## What the exercise asks
Could you copy out all of the entries exactly?

## Source material

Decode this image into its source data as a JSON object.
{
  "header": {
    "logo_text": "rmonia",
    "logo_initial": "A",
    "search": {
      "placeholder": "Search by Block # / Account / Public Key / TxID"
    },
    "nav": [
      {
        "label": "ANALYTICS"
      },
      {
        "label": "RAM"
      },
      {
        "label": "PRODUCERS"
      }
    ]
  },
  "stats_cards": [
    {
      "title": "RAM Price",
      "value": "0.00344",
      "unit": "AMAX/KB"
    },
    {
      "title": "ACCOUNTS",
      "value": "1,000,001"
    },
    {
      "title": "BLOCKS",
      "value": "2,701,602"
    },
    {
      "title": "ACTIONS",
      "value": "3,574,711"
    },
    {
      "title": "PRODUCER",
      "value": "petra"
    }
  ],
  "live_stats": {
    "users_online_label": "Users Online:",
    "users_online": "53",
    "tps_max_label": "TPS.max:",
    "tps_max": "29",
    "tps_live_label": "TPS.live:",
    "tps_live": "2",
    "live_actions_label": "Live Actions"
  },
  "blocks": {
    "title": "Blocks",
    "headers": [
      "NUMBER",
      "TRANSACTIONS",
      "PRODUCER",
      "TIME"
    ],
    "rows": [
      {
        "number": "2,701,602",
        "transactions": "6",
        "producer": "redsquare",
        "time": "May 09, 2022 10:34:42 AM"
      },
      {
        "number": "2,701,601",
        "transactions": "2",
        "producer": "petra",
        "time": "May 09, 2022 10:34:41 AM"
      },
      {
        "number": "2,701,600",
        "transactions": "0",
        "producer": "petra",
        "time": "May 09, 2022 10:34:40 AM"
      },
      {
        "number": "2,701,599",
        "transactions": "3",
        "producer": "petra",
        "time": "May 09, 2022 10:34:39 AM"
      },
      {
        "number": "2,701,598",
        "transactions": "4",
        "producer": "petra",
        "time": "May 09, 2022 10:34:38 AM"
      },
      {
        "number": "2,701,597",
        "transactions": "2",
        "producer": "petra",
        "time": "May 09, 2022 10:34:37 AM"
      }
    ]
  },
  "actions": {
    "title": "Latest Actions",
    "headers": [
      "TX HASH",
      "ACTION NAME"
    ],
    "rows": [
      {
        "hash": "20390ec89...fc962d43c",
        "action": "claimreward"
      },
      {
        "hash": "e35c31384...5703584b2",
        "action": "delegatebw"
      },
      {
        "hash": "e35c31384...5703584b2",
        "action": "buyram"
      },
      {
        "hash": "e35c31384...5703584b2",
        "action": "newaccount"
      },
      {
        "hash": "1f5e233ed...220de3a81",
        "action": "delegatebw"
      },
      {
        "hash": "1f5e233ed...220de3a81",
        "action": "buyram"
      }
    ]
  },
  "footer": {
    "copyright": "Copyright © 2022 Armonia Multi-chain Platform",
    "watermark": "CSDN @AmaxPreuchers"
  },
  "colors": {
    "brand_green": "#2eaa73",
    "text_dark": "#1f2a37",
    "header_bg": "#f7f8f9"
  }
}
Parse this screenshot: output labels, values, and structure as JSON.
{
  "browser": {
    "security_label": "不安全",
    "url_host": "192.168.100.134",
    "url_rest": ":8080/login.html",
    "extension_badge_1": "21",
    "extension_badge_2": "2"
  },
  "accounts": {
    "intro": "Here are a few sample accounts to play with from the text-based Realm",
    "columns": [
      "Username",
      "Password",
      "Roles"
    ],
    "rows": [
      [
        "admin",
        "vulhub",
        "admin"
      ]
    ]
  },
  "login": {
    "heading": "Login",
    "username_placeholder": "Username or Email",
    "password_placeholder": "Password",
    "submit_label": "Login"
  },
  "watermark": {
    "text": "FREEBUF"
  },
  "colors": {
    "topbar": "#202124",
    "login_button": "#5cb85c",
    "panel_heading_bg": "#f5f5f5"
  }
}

## Task result
Decode this image into its source data as a JSON object.
{
  "header": {
    "logo_text": "rmonia",
    "logo_initial": "A",
    "search": {
      "placeholder": "Search by Block # / Account / Public Key / TxID"
    },
    "nav": [
      {
        "label": "ANALYTICS"
      },
      {
        "label": "RAM"
      },
      {
        "label": "PRODUCERS"
      }
    ]
  },
  "stats_cards": [
    {
      "title": "RAM Price",
      "value": "0.00344",
      "unit": "AMAX/KB"
    },
    {
      "title": "ACCOUNTS",
      "value": "1,000,001"
    },
    {
      "title": "BLOCKS",
      "value": "2,701,602"
    },
    {
      "title": "ACTIONS",
      "value": "3,574,711"
    },
    {
      "title": "PRODUCER",
      "value": "petra"
    }
  ],
  "live_stats": {
    "users_online_label": "Users Online:",
    "users_online": "53",
    "tps_max_label": "TPS.max:",
    "tps_max": "29",
    "tps_live_label": "TPS.live:",
    "tps_live": "2",
    "live_actions_label": "Live Actions"
  },
  "blocks": {
    "title": "Blocks",
    "headers": [
      "NUMBER",
      "TRANSACTIONS",
      "PRODUCER",
      "TIME"
    ],
    "rows": [
      {
        "number": "2,701,602",
        "transactions": "6",
        "producer": "redsquare",
        "time": "May 09, 2022 10:34:42 AM"
      },
      {
        "number": "2,701,601",
        "transactions": "2",
        "producer": "petra",
        "time": "May 09, 2022 10:34:41 AM"
      },
      {
        "number": "2,701,600",
        "transactions": "0",
        "producer": "petra",
        "time": "May 09, 2022 10:34:40 AM"
      },
      {
        "number": "2,701,599",
        "transactions": "3",
        "producer": "petra",
        "time": "May 09, 2022 10:34:39 AM"
      },
      {
        "number": "2,701,598",
        "transactions": "4",
        "producer": "petra",
        "time": "May 09, 2022 10:34:38 AM"
      },
      {
        "number": "2,701,597",
        "transactions": "2",
        "producer": "petra",
        "time": "May 09, 2022 10:34:37 AM"
      }
    ]
  },
  "actions": {
    "title": "Latest Actions",
    "headers": [
      "TX HASH",
      "ACTION NAME"
    ],
    "rows": [
      {
        "hash": "20390ec89...fc962d43c",
        "action": "claimreward"
      },
      {
        "hash": "e35c31384...5703584b2",
        "action": "delegatebw"
      },
      {
        "hash": "e35c31384...5703584b2",
        "action": "buyram"
      },
      {
        "hash": "e35c31384...5703584b2",
        "action": "newaccount"
      },
      {
        "hash": "1f5e233ed...220de3a81",
        "action": "delegatebw"
      },
      {
        "hash": "1f5e233ed...220de3a81",
        "action": "buyram"
      }
    ]
  },
  "footer": {
    "copyright": "Copyright © 2022 Armonia Multi-chain Platform",
    "watermark": "CSDN @AmaxPreuchers"
  },
  "colors": {
    "brand_green": "#2eaa73",
    "text_dark": "#1f2a37",
    "header_bg": "#f7f8f9"
  }
}
Parse this screenshot: output labels, values, and structure as JSON.
{
  "browser": {
    "security_label": "不安全",
    "url_host": "192.168.100.134",
    "url_rest": ":8080/login.html",
    "extension_badge_1": "21",
    "extension_badge_2": "2"
  },
  "accounts": {
    "intro": "Here are a few sample accounts to play with from the text-based Realm",
    "columns": [
      "Username",
      "Password",
      "Roles"
    ],
    "rows": [
      [
        "admin",
        "vulhub",
        "admin"
      ]
    ]
  },
  "login": {
    "heading": "Login",
    "username_placeholder": "Username or Email",
    "password_placeholder": "Password",
    "submit_label": "Login"
  },
  "watermark": {
    "text": "FREEBUF"
  },
  "colors": {
    "topbar": "#202124",
    "login_button": "#5cb85c",
    "panel_heading_bg": "#f5f5f5"
  }
}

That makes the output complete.